**TO DO**
Would you show every line from the records that holds "depth"?

**DATASET ENTRIES**
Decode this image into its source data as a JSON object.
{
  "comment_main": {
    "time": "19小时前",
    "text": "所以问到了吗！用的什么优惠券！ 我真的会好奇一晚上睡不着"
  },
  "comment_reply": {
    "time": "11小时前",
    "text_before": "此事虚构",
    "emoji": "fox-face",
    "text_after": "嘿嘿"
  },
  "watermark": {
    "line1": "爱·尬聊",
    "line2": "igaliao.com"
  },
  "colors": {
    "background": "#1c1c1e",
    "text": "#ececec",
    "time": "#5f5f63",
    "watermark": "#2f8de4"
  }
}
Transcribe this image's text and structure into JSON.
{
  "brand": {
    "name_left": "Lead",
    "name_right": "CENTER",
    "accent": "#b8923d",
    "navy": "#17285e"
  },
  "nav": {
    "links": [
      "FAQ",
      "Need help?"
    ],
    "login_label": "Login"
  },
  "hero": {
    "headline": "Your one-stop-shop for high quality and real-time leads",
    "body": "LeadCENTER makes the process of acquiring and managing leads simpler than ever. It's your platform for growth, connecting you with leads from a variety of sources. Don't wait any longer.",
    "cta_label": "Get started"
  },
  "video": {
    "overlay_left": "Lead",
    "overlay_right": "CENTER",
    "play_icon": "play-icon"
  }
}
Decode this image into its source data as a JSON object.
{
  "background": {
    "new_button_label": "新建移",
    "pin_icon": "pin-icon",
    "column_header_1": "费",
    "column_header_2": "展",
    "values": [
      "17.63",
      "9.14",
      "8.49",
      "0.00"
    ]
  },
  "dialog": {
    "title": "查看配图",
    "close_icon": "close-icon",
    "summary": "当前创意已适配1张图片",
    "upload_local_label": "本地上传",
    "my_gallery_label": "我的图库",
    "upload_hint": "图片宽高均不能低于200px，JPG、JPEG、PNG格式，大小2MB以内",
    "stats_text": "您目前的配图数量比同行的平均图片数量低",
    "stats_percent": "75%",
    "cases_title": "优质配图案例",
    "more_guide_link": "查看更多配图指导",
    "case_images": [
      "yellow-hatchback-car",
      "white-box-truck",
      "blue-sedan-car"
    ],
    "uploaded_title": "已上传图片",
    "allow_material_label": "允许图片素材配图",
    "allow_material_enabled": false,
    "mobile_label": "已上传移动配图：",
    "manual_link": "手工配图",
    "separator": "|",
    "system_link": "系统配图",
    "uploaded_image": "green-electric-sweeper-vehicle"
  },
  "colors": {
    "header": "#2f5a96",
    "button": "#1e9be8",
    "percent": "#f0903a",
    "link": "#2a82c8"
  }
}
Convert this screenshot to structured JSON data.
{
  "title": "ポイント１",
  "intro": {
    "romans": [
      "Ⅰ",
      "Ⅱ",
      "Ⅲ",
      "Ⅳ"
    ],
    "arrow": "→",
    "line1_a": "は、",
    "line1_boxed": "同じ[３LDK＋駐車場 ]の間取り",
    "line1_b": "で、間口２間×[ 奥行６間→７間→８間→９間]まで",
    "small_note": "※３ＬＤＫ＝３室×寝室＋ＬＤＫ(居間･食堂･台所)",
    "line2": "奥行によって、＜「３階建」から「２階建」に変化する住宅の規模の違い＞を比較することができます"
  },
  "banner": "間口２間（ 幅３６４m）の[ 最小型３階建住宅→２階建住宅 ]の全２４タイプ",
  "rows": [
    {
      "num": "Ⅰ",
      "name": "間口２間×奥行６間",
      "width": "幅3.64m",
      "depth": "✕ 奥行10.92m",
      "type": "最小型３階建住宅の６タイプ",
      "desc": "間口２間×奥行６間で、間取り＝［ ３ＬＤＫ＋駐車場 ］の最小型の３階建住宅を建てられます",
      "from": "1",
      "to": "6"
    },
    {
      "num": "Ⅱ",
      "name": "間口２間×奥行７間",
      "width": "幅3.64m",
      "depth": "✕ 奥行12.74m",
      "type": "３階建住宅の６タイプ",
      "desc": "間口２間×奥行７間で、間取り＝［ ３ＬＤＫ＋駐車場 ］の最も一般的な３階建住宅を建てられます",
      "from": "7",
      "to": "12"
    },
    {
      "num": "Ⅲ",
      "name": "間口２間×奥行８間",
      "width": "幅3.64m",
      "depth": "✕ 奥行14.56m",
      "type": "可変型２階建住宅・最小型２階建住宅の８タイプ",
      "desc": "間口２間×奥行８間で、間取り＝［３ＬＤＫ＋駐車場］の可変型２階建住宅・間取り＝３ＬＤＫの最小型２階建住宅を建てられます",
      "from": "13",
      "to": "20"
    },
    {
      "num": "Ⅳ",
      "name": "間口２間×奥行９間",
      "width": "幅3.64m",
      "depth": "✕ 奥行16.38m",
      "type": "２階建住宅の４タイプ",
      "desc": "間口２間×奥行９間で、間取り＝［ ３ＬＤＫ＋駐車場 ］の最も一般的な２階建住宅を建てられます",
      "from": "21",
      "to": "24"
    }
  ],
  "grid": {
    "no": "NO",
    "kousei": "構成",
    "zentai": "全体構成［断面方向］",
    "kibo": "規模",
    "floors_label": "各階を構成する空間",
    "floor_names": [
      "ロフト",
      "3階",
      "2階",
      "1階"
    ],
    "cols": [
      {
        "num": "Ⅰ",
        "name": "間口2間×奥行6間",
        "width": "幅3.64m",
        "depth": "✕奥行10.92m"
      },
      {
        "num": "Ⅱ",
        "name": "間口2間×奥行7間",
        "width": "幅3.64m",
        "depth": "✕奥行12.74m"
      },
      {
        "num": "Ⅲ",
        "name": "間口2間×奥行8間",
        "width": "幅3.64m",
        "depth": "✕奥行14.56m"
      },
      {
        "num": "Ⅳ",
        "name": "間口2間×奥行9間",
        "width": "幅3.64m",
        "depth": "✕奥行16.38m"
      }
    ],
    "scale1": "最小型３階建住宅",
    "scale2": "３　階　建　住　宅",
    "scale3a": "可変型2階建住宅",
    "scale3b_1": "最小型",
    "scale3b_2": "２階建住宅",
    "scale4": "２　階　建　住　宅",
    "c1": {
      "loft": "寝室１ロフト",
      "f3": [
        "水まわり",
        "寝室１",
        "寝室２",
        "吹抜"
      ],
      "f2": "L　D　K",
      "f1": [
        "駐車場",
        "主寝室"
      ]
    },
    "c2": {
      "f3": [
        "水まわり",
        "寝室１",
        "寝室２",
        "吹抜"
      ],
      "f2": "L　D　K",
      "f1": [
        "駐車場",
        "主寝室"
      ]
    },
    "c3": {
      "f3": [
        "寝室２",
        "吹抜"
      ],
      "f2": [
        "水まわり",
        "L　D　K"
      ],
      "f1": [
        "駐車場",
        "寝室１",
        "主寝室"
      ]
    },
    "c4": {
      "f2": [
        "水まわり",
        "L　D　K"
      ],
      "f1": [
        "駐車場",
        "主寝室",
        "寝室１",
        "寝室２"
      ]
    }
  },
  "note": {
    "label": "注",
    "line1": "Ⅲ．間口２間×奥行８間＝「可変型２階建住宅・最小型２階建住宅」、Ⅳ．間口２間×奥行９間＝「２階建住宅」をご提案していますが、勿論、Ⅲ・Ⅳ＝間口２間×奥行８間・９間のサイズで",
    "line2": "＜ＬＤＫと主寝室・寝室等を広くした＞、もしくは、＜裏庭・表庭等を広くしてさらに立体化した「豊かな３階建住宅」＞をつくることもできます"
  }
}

**RESULT**
      "depth": "✕ 奥行10.92m",
      "depth": "✕ 奥行12.74m",
      "depth": "✕ 奥行14.56m",
      "depth": "✕ 奥行16.38m",
        "depth": "✕奥行10.92m"
        "depth": "✕奥行12.74m"
        "depth": "✕奥行14.56m"
        "depth": "✕奥行16.38m"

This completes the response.